• The operator of six IHOP restaurants in Ohio is under investigation for a $3 million crime scheme. The restaurateur, Tarek Elkafrawi, has been accused of money laundering, mail fraud and identity theft, as well as hiring approximately 200 illegal immigrants. Elkafrawi and his team of accomplices made a $1.2 million profit by manipulating wages and underreporting income. It has also been revealed that Elkafrawi and a co-conspirator arranged for someone to set fire to one of their IHOP locations in 2008, leading to a $1.3 million fraudulent insurance claim. As of Wednesday, a total of 18 individuals involved in the scheme have been taken into custody.
• In Italy, a 6.0-magnitude earthquake claimed seven lives and cost the cheese sector a devastating $254 million in damages. According to the Coldiretti Italian farm lobby, 400,000 wheels of Parmesan and Grana Padano cheese collapsed from their aging racks, and sources have reported that 10 percent of Parmesan production has been impacted. Cheese factory workers have come together in a major recovery effort to salvage the fallen cheese. In some cases, workers have been able to finish the cheese’s aging process in another warehouse, or use partially damaged cheese wheels for “mixed cheese products or prepackaged foods.” Presently, civil protection crews are checking the quake’s damage to businesses, homes and other sites in preparation for restoration.
• In a recent study, researchers at the University of Michigan found that married men eat healthy foods at home to avoid conflict. The study found that men put up with healthy foods at home to “keep their wives happy… and maintain marital harmony.” The researchers found that the wives frequently made the decision-making when it came to food, and the husbands were rarely consulted. In turn, the men would compensate for their dissatisfied appetite by gorging on unhealthy foods outside the home. Professor Derek Griffith, the leader of the research team, weighed in with this advice to men: have a tactful conversation and reach a compromise.
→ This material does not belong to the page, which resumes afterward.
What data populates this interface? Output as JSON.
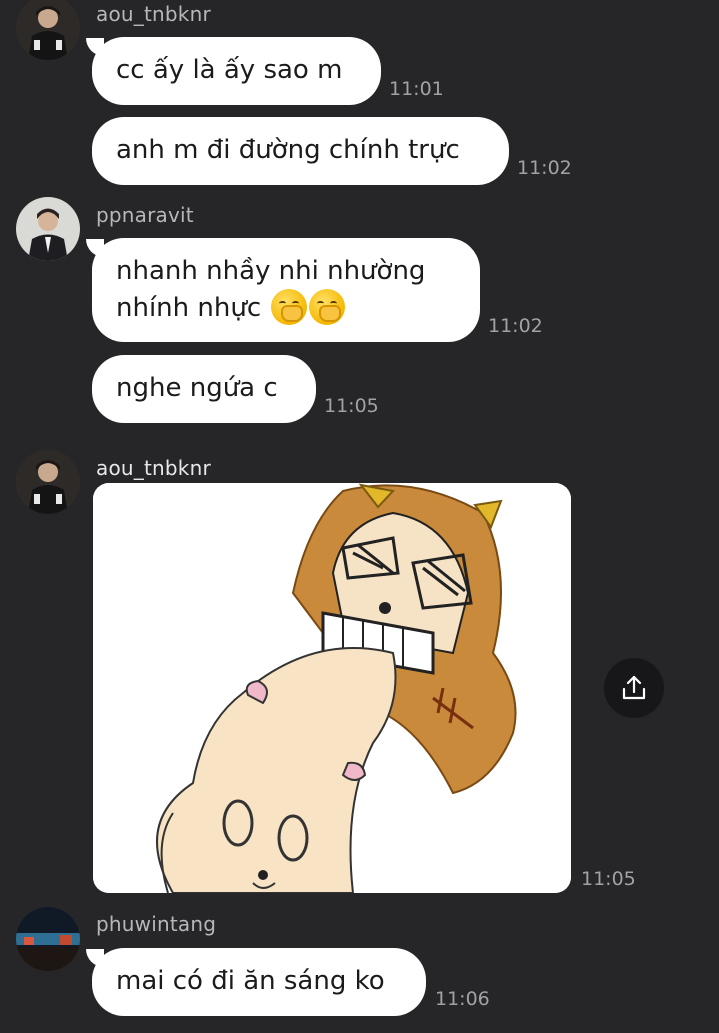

Menuism readers, who makes the meal decision-making in your household?
• In one of the week’s most talked about news stories, MIT has discovered the solution to dislodging ketchup from the bottle. PhD candidate Dave Smith, along with a team of engineers, found that the trick to keeping condiments from getting stuck inside of a bottle is a generous coating of LiquiGlide. Smith’s team invented the non-toxic lubricant and found that the coating “keeps condiments like ketchup, mayo and mustard from sticking to the sides of glass and plastic bottles.” Watch LiquiGlide in action:
Marisa Miyasaki loves to mix and match different cuisines and believes Korean Tacos are just about the coolest thing ever invented. She is a devout foodhist and has a borderline-crazy obsession with taking pictures of nearly everything she eats. As Menuism's Community Manager, Marisa hopes to share her passion for food with the world- one hungry foodie at a time.